Task details
Go through the data line by line. Copy each one holding the string "icon".

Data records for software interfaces
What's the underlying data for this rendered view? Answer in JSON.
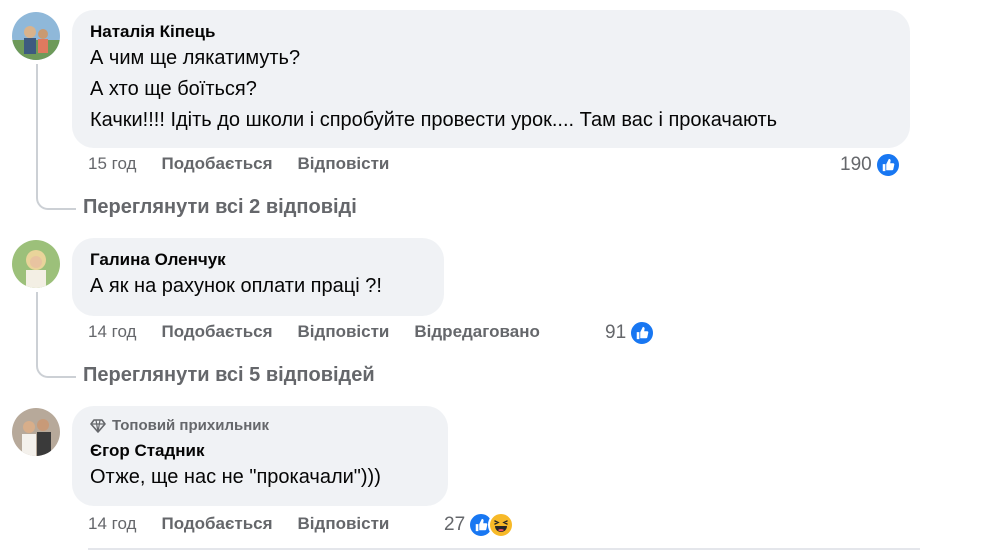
{
  "comments": [
    {
      "author": "Наталія Кіпець",
      "lines": [
        "А чим ще лякатимуть?",
        "А хто ще боїться?",
        "Качки!!!! Ідіть до школи і спробуйте провести урок.... Там вас і прокачають"
      ],
      "time": "15 год",
      "like_label": "Подобається",
      "reply_label": "Відповісти",
      "reaction_count": "190",
      "reactions": [
        "like-icon"
      ],
      "view_replies": "Переглянути всі 2 відповіді"
    },
    {
      "author": "Галина Оленчук",
      "lines": [
        "А як на рахунок оплати праці ?!"
      ],
      "time": "14 год",
      "like_label": "Подобається",
      "reply_label": "Відповісти",
      "edited_label": "Відредаговано",
      "reaction_count": "91",
      "reactions": [
        "like-icon"
      ],
      "view_replies": "Переглянути всі 5 відповідей"
    },
    {
      "badge": "Топовий прихильник",
      "badge_icon": "diamond-icon",
      "author": "Єгор Стадник",
      "lines": [
        "Отже, ще нас не \"прокачали\")))"
      ],
      "time": "14 год",
      "like_label": "Подобається",
      "reply_label": "Відповісти",
      "reaction_count": "27",
      "reactions": [
        "like-icon",
        "haha-icon"
      ]
    }
  ],
  "colors": {
    "bubble": "#f0f2f5",
    "secondary_text": "#65676b",
    "like_blue": "#1877f2",
    "haha_yellow": "#f7b928",
    "thread_line": "#ccd0d5"
  }
}
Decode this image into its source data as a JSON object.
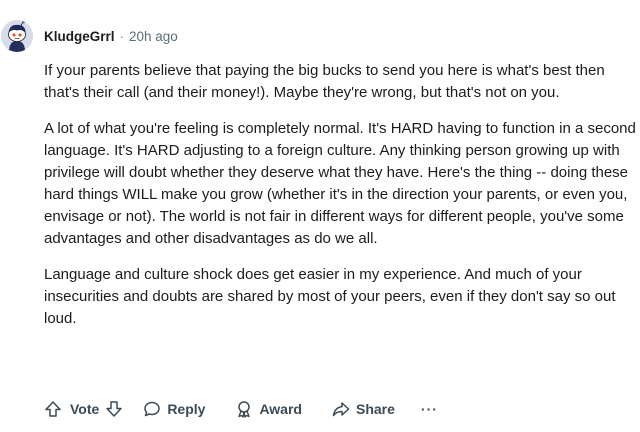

Response
        "like-icon"
        "like-icon"
      "badge_icon": "diamond-icon",
        "like-icon",
        "haha-icon"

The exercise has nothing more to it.